KitchenAid stand mixers are adjusted at the factory so that any attachment just clears the bottom of the mixing bowl. But over time, the position of the attachments can shift, so they either scrape against the bowl or stop a little too far away. The former can cause excessive wear and tear, while the latter can mean the attachments don’t make optimal contact with the ingredients. Luckily, it’s easy to check the alignment of a KitchenAid stand mixer with a dime (its 1⁄16-inch thickness is the proper distance between an attachment and the stainless-steel mixing bowl) and, if necessary, adjust it with a screwdriver.
To Check Clearance
Attach paddle to mixer and drop dime into bowl. Turn mixer to lowest speed. If dime doesn’t move at all, there’s too much clearance between paddle and bowl. If dime moves continuously, there isn’t enough clearance. If dime moves slowly around bowl, about ¼ to ½ inch with each pass of paddle, clearance is just right.
To Adjust Mixer
Unplug mixer. On bowl-lift mixer, remove paddle and bowl and locate adjustment screw in neck of mixer. On tilt-head mixer, remove paddle and tilt head back to locate adjustment screw in hinge where top and bottom of mixer meet.

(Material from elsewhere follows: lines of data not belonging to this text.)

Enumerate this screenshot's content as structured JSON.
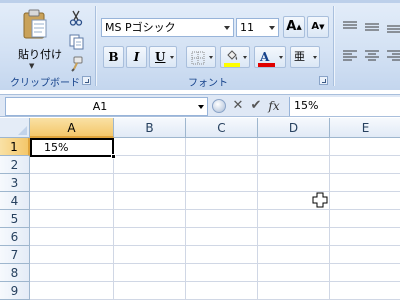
{
  "clipboard": {
    "paste_label": "貼り付け",
    "group_label": "クリップボード"
  },
  "font": {
    "font_name": "MS Pゴシック",
    "font_size": "11",
    "grow_label": "A",
    "shrink_label": "A",
    "bold_label": "B",
    "italic_label": "I",
    "underline_label": "U",
    "font_color_label": "A",
    "phonetic_label": "亜",
    "group_label": "フォント"
  },
  "formula_bar": {
    "name_box": "A1",
    "fx_label": "fx",
    "formula": "15%"
  },
  "grid": {
    "columns": [
      "A",
      "B",
      "C",
      "D",
      "E"
    ],
    "rows": [
      "1",
      "2",
      "3",
      "4",
      "5",
      "6",
      "7",
      "8",
      "9"
    ],
    "active_column": "A",
    "active_row": "1",
    "active_cell_value": "15%"
  },
  "colors": {
    "font_color_bar": "#e00000",
    "fill_color_bar": "#ffff00",
    "accent": "#15428b"
  }
}
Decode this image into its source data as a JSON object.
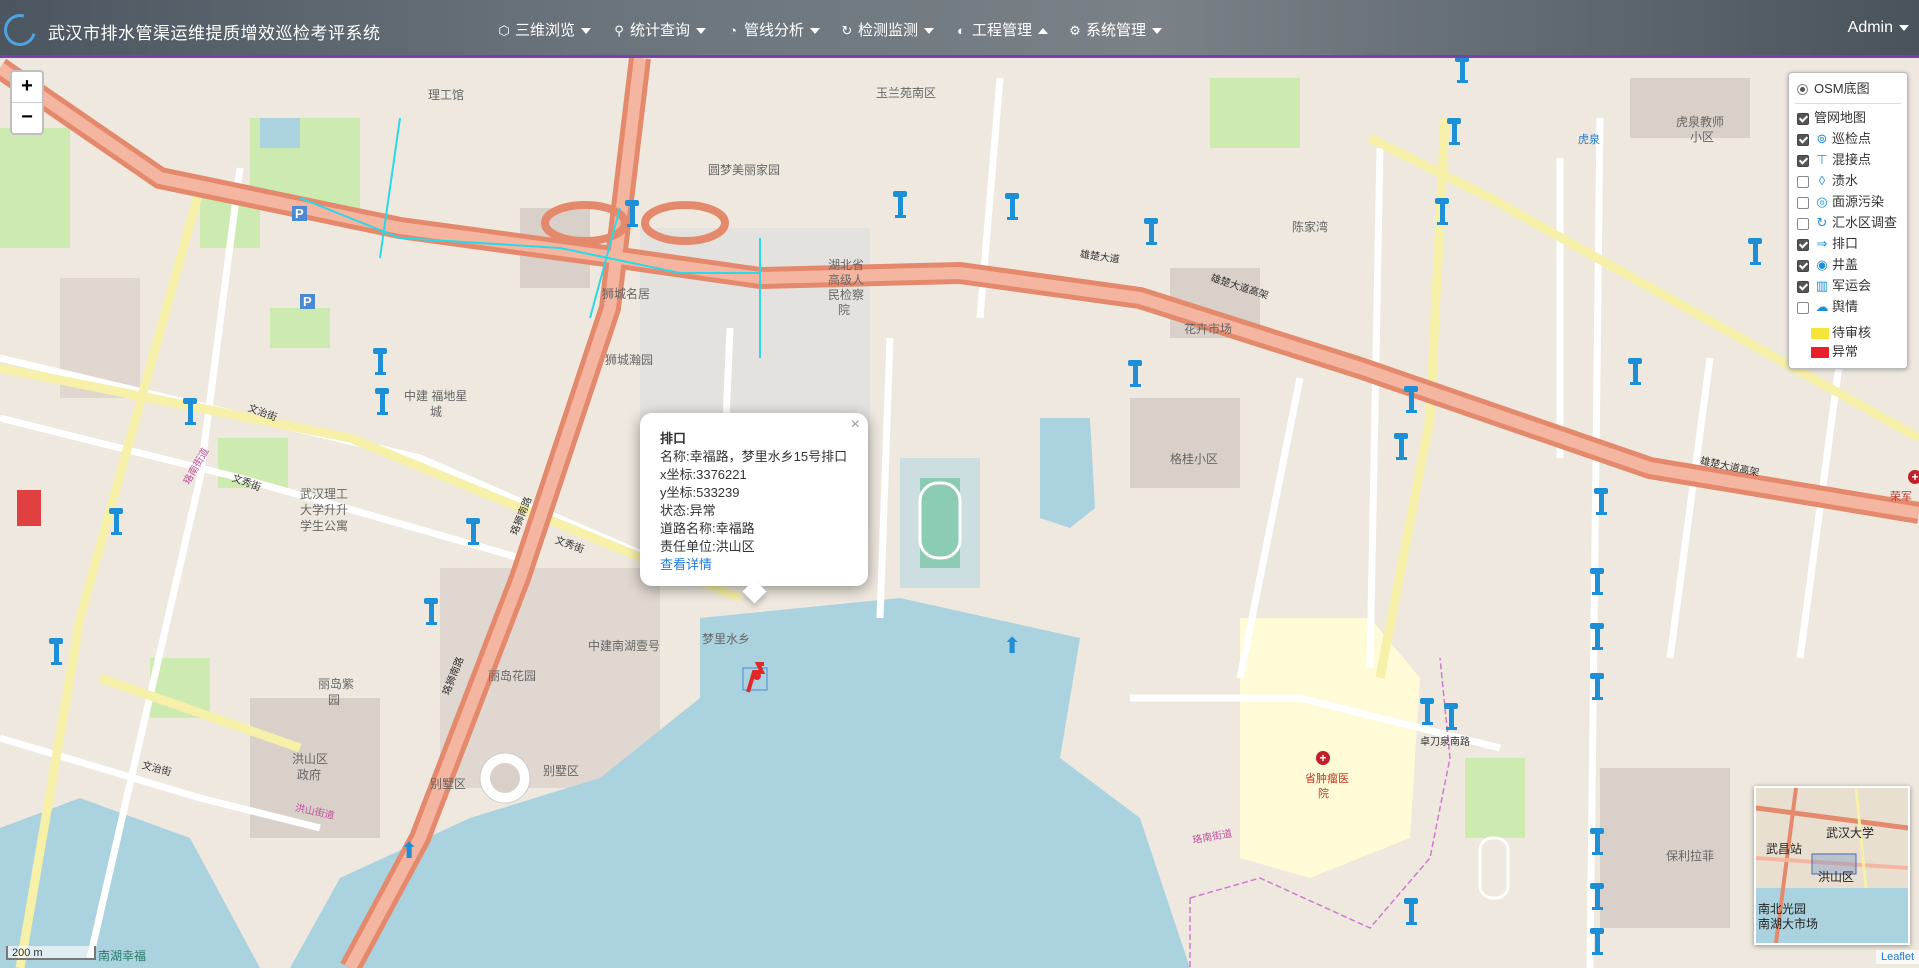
{
  "app": {
    "title": "武汉市排水管渠运维提质增效巡检考评系统",
    "user": "Admin"
  },
  "nav": [
    {
      "label": "三维浏览",
      "icon": "cube-icon",
      "caret": "down"
    },
    {
      "label": "统计查询",
      "icon": "search-icon",
      "caret": "down"
    },
    {
      "label": "管线分析",
      "icon": "gauge-icon",
      "caret": "down"
    },
    {
      "label": "检测监测",
      "icon": "refresh-icon",
      "caret": "down"
    },
    {
      "label": "工程管理",
      "icon": "palette-icon",
      "caret": "up"
    },
    {
      "label": "系统管理",
      "icon": "gear-icon",
      "caret": "down"
    }
  ],
  "zoom": {
    "in": "+",
    "out": "−"
  },
  "layers": {
    "base": {
      "label": "OSM底图",
      "checked": true
    },
    "items": [
      {
        "label": "管网地图",
        "checked": true,
        "icon": "",
        "icon_name": "none"
      },
      {
        "label": "巡检点",
        "checked": true,
        "icon": "⊚",
        "icon_name": "inspection-point-icon"
      },
      {
        "label": "混接点",
        "checked": true,
        "icon": "⊤",
        "icon_name": "mixed-connection-icon"
      },
      {
        "label": "渍水",
        "checked": false,
        "icon": "◊",
        "icon_name": "waterlogging-icon"
      },
      {
        "label": "面源污染",
        "checked": false,
        "icon": "◎",
        "icon_name": "nonpoint-pollution-icon"
      },
      {
        "label": "汇水区调查",
        "checked": false,
        "icon": "↻",
        "icon_name": "catchment-survey-icon"
      },
      {
        "label": "排口",
        "checked": true,
        "icon": "⇒",
        "icon_name": "outfall-icon"
      },
      {
        "label": "井盖",
        "checked": true,
        "icon": "◉",
        "icon_name": "manhole-cover-icon"
      },
      {
        "label": "军运会",
        "checked": true,
        "icon": "▥",
        "icon_name": "military-games-icon"
      },
      {
        "label": "舆情",
        "checked": false,
        "icon": "☁",
        "icon_name": "public-opinion-icon"
      }
    ],
    "legend": [
      {
        "label": "待审核",
        "color": "#f5e53b"
      },
      {
        "label": "异常",
        "color": "#e8202a"
      }
    ]
  },
  "popup": {
    "title": "排口",
    "name": "名称:幸福路，梦里水乡15号排口",
    "x": "x坐标:3376221",
    "y": "y坐标:533239",
    "status": "状态:异常",
    "road": "道路名称:幸福路",
    "unit": "责任单位:洪山区",
    "link": "查看详情",
    "close": "×"
  },
  "map_labels": {
    "ligong": "理工馆",
    "yulan": "玉兰苑南区",
    "yuanmeng": "圆梦美丽家园",
    "hubeiA": "湖北省",
    "hubeiB": "高级人",
    "hubeiC": "民检察",
    "hubeiD": "院",
    "chenjiawan": "陈家湾",
    "huquanA": "虎泉教师",
    "huquanB": "小区",
    "huahui": "花卉市场",
    "shichengA": "狮城名居",
    "shichengB": "狮城瀚园",
    "zhongjianA": "中建 福地星",
    "zhongjianB": "城",
    "wutA": "武汉理工",
    "wutB": "大学升升",
    "wutC": "学生公寓",
    "gegui": "格桂小区",
    "zhongjianNanhu": "中建南湖壹号",
    "menglishuixiang": "梦里水乡",
    "lidaoHuayuan": "丽岛花园",
    "lidaoZiyuanA": "丽岛紫",
    "lidaoZiyuanB": "园",
    "hongshanA": "洪山区",
    "hongshanB": "政府",
    "bieshuA": "别墅区",
    "bieshuB": "别墅区",
    "zhongliuA": "省肿瘤医",
    "zhongliuB": "院",
    "baoli": "保利拉菲",
    "yongmingRd": "卓刀泉南路",
    "luonanSt": "珞南街道",
    "luonanSt2": "珞南街道",
    "hongshanSt": "洪山街道",
    "wenzhiSt": "文治街",
    "wenxiuSt": "文秀街",
    "wenxiuSt2": "文秀街",
    "wenzhiSt2": "文治街",
    "luoshiRd": "珞狮南路",
    "luoshiRd2": "珞狮南路",
    "xiongchu": "雄楚大道高架",
    "xiongchu2": "雄楚大道高架",
    "xiongchu3": "雄楚大道",
    "huquan": "虎泉",
    "rongjun": "荣军",
    "parkingA": "P",
    "parkingB": "P"
  },
  "minimap": {
    "labels": [
      "武汉大学",
      "武昌站",
      "洪山区",
      "南北光园",
      "南湖大市场"
    ]
  },
  "scale": {
    "label": "200 m",
    "extra": "南湖幸福"
  },
  "attribution": "Leaflet"
}
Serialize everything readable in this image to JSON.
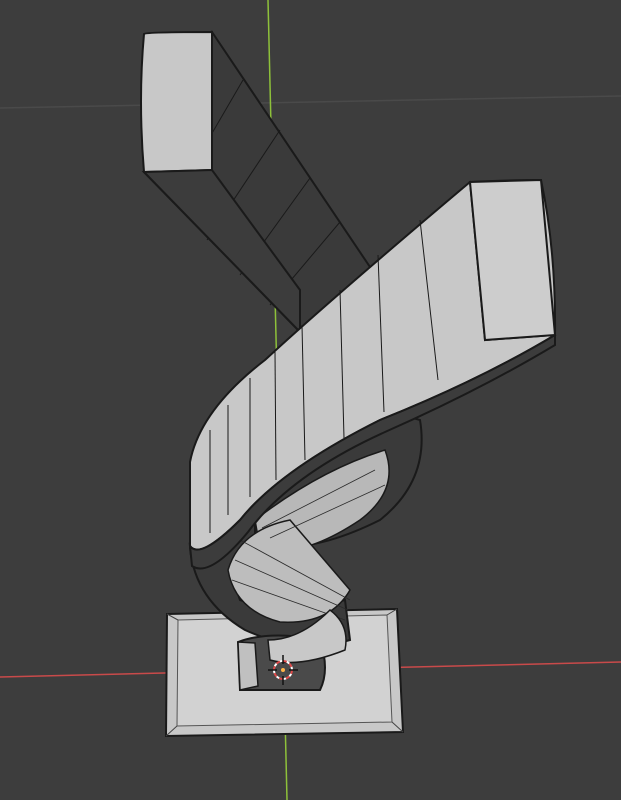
{
  "viewport": {
    "background": "#3d3d3d",
    "grid_line_color": "#4a4a4a",
    "x_axis_color": "#c94a4a",
    "y_axis_color": "#8ec13a",
    "object_color": "#c8c8c8",
    "object_dark_color": "#3a3a3a",
    "edge_color": "#1a1a1a",
    "cursor_color": "#e04a4a"
  },
  "scene": {
    "objects": [
      "base-plate",
      "spiral-strip",
      "upper-beam",
      "lower-beam"
    ],
    "tool": "3d-cursor"
  }
}
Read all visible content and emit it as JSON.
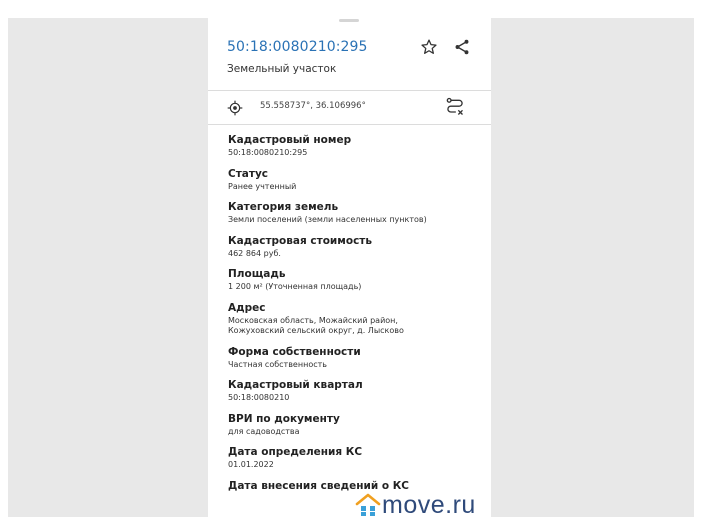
{
  "header": {
    "cadastral_number": "50:18:0080210:295",
    "object_type": "Земельный участок",
    "icons": {
      "favorite": "star-outline-icon",
      "share": "share-icon"
    }
  },
  "location": {
    "coordinates": "55.558737°, 36.106996°",
    "icons": {
      "locate": "target-icon",
      "route": "route-icon"
    }
  },
  "fields": [
    {
      "label": "Кадастровый номер",
      "value": "50:18:0080210:295"
    },
    {
      "label": "Статус",
      "value": "Ранее учтенный"
    },
    {
      "label": "Категория земель",
      "value": "Земли поселений (земли населенных пунктов)"
    },
    {
      "label": "Кадастровая стоимость",
      "value": "462 864 руб."
    },
    {
      "label": "Площадь",
      "value": "1 200 м² (Уточненная площадь)"
    },
    {
      "label": "Адрес",
      "value_lines": [
        "Московская область, Можайский район,",
        "Кожуховский сельский округ, д. Лысково"
      ]
    },
    {
      "label": "Форма собственности",
      "value": "Частная собственность"
    },
    {
      "label": "Кадастровый квартал",
      "value": "50:18:0080210"
    },
    {
      "label": "ВРИ по документу",
      "value": "для садоводства"
    },
    {
      "label": "Дата определения КС",
      "value": "01.01.2022"
    },
    {
      "label": "Дата внесения сведений о КС"
    }
  ],
  "watermark": {
    "brand": "move.ru",
    "colors": {
      "text": "#2f4a7a",
      "roof": "#f0a020",
      "house": "#3aa0d8"
    }
  },
  "colors": {
    "accent": "#2a72b5",
    "background": "#e8e8e8",
    "panel": "#ffffff"
  }
}
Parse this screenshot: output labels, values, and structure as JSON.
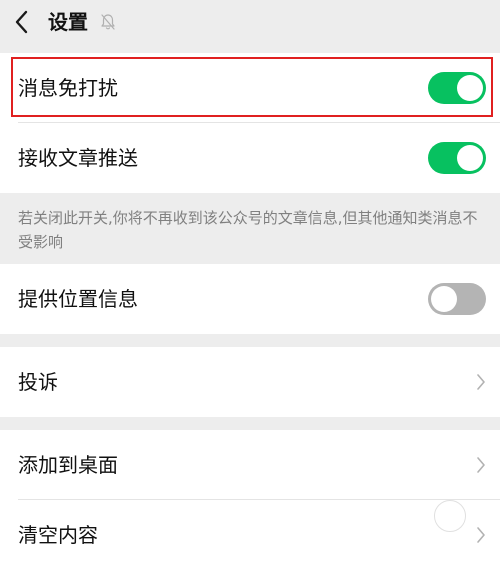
{
  "header": {
    "title": "设置",
    "back_icon": "back-chevron-icon",
    "mute_icon": "bell-muted-icon"
  },
  "settings": {
    "mute_notifications": {
      "label": "消息免打扰",
      "enabled": true
    },
    "receive_articles": {
      "label": "接收文章推送",
      "enabled": true
    },
    "note": "若关闭此开关,你将不再收到该公众号的文章信息,但其他通知类消息不受影响",
    "share_location": {
      "label": "提供位置信息",
      "enabled": false
    },
    "complaint": {
      "label": "投诉"
    },
    "add_to_desktop": {
      "label": "添加到桌面"
    },
    "clear_content": {
      "label": "清空内容"
    }
  },
  "colors": {
    "toggle_on": "#07c160",
    "toggle_off": "#b4b4b4",
    "highlight": "#e02020",
    "background": "#ededed"
  }
}
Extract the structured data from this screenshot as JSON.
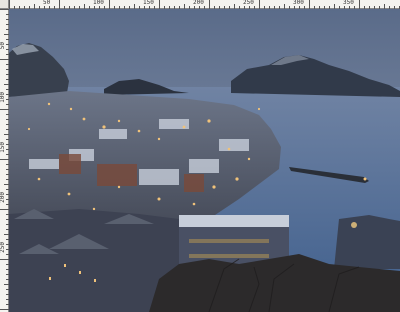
{
  "rulers": {
    "top_labels": [
      "50",
      "100",
      "150",
      "200",
      "250",
      "300",
      "350"
    ],
    "left_labels": [
      "50",
      "100",
      "150",
      "200",
      "250"
    ]
  },
  "canvas": {
    "subject": "city-photo"
  },
  "colors": {
    "sky_top": "#5e6f8c",
    "sky_bottom": "#8a98b0",
    "water": "#4a6a95",
    "mountain": "#2f3a4c",
    "city_light": "#f0c27a"
  }
}
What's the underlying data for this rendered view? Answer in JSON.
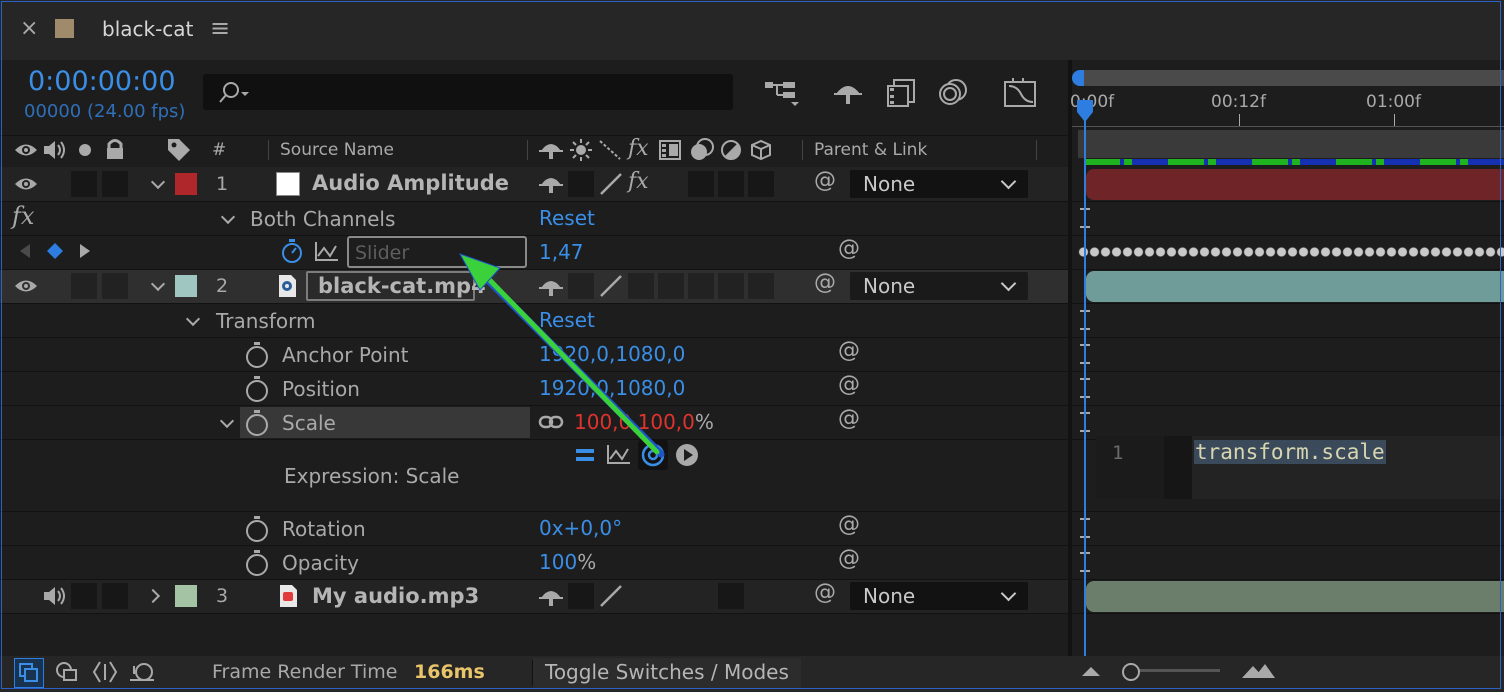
{
  "panel": {
    "title": "black-cat",
    "close": "×",
    "menu": "≡"
  },
  "timecode": {
    "main": "0:00:00:00",
    "sub": "00000 (24.00 fps)"
  },
  "search": {
    "placeholder": "",
    "icon": "search-icon"
  },
  "columns": {
    "hash": "#",
    "source_name": "Source Name",
    "parent_link": "Parent & Link",
    "fx": "fx"
  },
  "layers": [
    {
      "number": "1",
      "name": "Audio Amplitude",
      "parent": "None",
      "label_color": "#b0272b"
    },
    {
      "number": "2",
      "name": "black-cat.mp4",
      "parent": "None",
      "label_color": "#9fc6c1"
    },
    {
      "number": "3",
      "name": "My audio.mp3",
      "parent": "None",
      "label_color": "#a4c3a4"
    }
  ],
  "effect": {
    "name": "Both Channels",
    "reset": "Reset",
    "fx_badge": "fx",
    "slider_placeholder": "Slider",
    "slider_value": "1,47"
  },
  "transform": {
    "name": "Transform",
    "reset": "Reset",
    "anchor_label": "Anchor Point",
    "anchor_x": "1920,0",
    "anchor_y": "1080,0",
    "position_label": "Position",
    "position_x": "1920,0",
    "position_y": "1080,0",
    "scale_label": "Scale",
    "scale_x": "100,0",
    "scale_y": "100,0",
    "scale_unit": "%",
    "expression_label": "Expression: Scale",
    "rotation_label": "Rotation",
    "rotation_value": "0x+0,0°",
    "opacity_label": "Opacity",
    "opacity_value": "100",
    "opacity_unit": "%"
  },
  "timeline": {
    "ticks": [
      "0:00f",
      "00:12f",
      "01:00f"
    ],
    "expression_line_no": "1",
    "expression_code": "transform.scale"
  },
  "footer": {
    "render_label": "Frame Render Time",
    "render_value": "166ms",
    "toggle_label": "Toggle Switches / Modes"
  },
  "colors": {
    "accent": "#3a8ee6",
    "render_time": "#e8c46a",
    "layer1_bar": "#6f2428",
    "layer2_bar": "#6f9c98",
    "layer3_bar": "#6b7d6b",
    "arrow": "#3ad13a"
  }
}
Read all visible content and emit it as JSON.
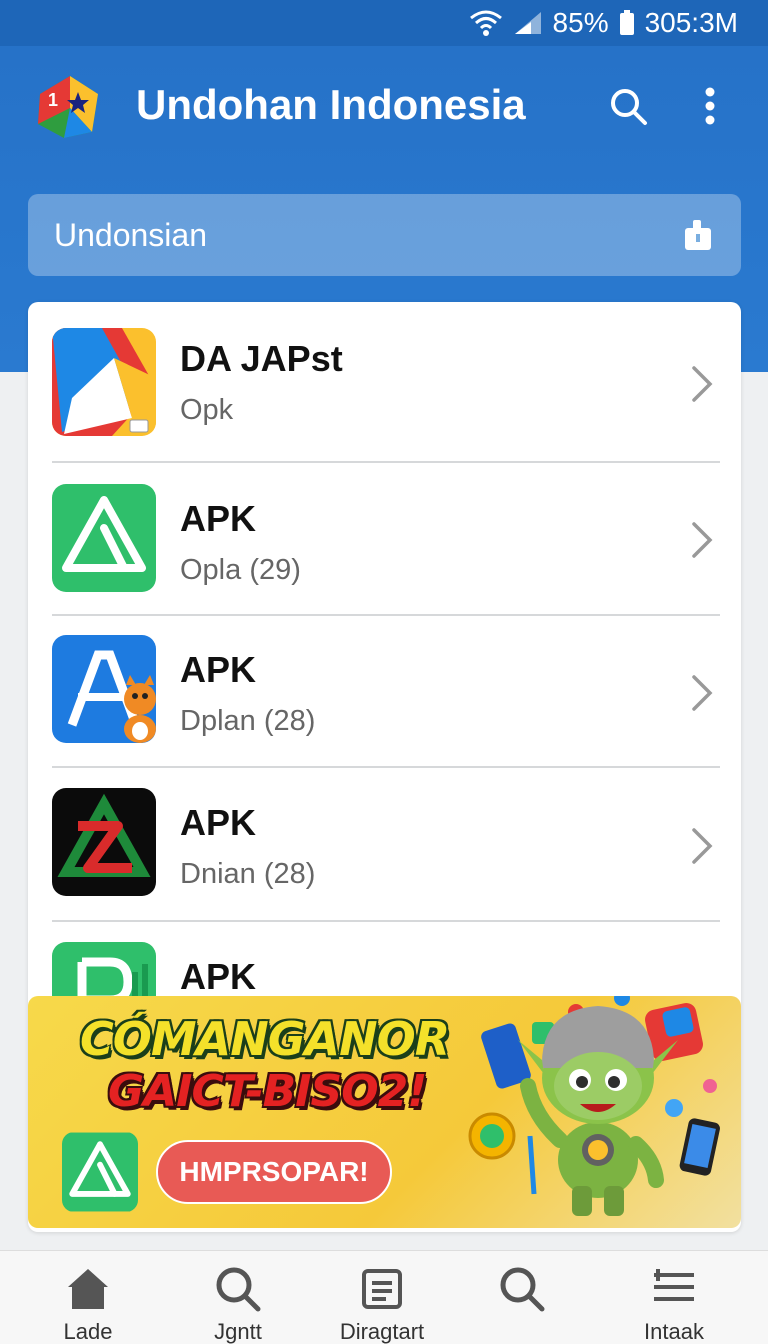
{
  "status_bar": {
    "battery": "85%",
    "time": "305:3M",
    "icons": [
      "wifi-icon",
      "signal-icon",
      "battery-icon"
    ]
  },
  "header": {
    "title": "Undohan Indonesia",
    "field_label": "Undonsian",
    "icons": [
      "app-logo-icon",
      "search-icon",
      "more-vertical-icon",
      "lock-icon"
    ]
  },
  "list": {
    "items": [
      {
        "title": "DA JAPst",
        "subtitle": "Opk",
        "icon": "colorful-triangle-app-icon"
      },
      {
        "title": "APK",
        "subtitle": "Opla (29)",
        "icon": "green-triangle-app-icon"
      },
      {
        "title": "APK",
        "subtitle": "Dplan (28)",
        "icon": "blue-a-fox-app-icon"
      },
      {
        "title": "APK",
        "subtitle": "Dnian (28)",
        "icon": "black-red-green-app-icon"
      },
      {
        "title": "APK",
        "subtitle": "",
        "icon": "green-r-app-icon"
      }
    ]
  },
  "banner": {
    "headline": "CÓMANGANOR",
    "subline": "GAICT-BISO2!",
    "cta_label": "HMPRSOPAR!",
    "icons": [
      "green-triangle-app-icon",
      "robot-mascot-icon"
    ]
  },
  "bottom_nav": {
    "items": [
      {
        "label": "Lade",
        "icon": "home-icon"
      },
      {
        "label": "Jgntt",
        "icon": "search-icon"
      },
      {
        "label": "Diragtart",
        "icon": "document-icon"
      },
      {
        "label": "",
        "icon": "search-icon"
      },
      {
        "label": "Intaak",
        "icon": "list-icon"
      }
    ]
  },
  "colors": {
    "header_blue": "#2672c8",
    "status_blue": "#1e66b8",
    "banner_yellow": "#f7d94a",
    "cta_red": "#e85a55"
  }
}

With screwdriver, turn screw quarter turn clockwise to increase clearance; turn quarter turn counterclockwise to decrease it. Recheck clearance with dime and repeat adjusting, 1 quarter turn at a time.
The Best KitchenAid Stand Mixers
We've tested some of the best stand mixers on the market, and KitchenAid has consistently come out on top. Here are some of our favorites.
Our Favorite Small Stand Mixer
The speed controls and tilt-head lever are straightforward and simple to operate, and the bowl and attachments are easy to put on and take off.
Our Favorite Inexpensive Stand Mixer
Our previous favorite aced every test, whipping, creaming, and kneading quickly and thoroughly to give us fluffy whipped cream and meringue; light, tender cakes; and chewy, rustic breads.
Our Favorite High-End Stand Mixer
This powerful, smartly designed machine made quick work of large and small volumes of food. The bent tines of its whisk fit the bowl’s shape perfectly, its Y-shaped paddle creamed quickly without allowing butter to bunch up in the crevices, and the model handled batches of stiff dough without flinching.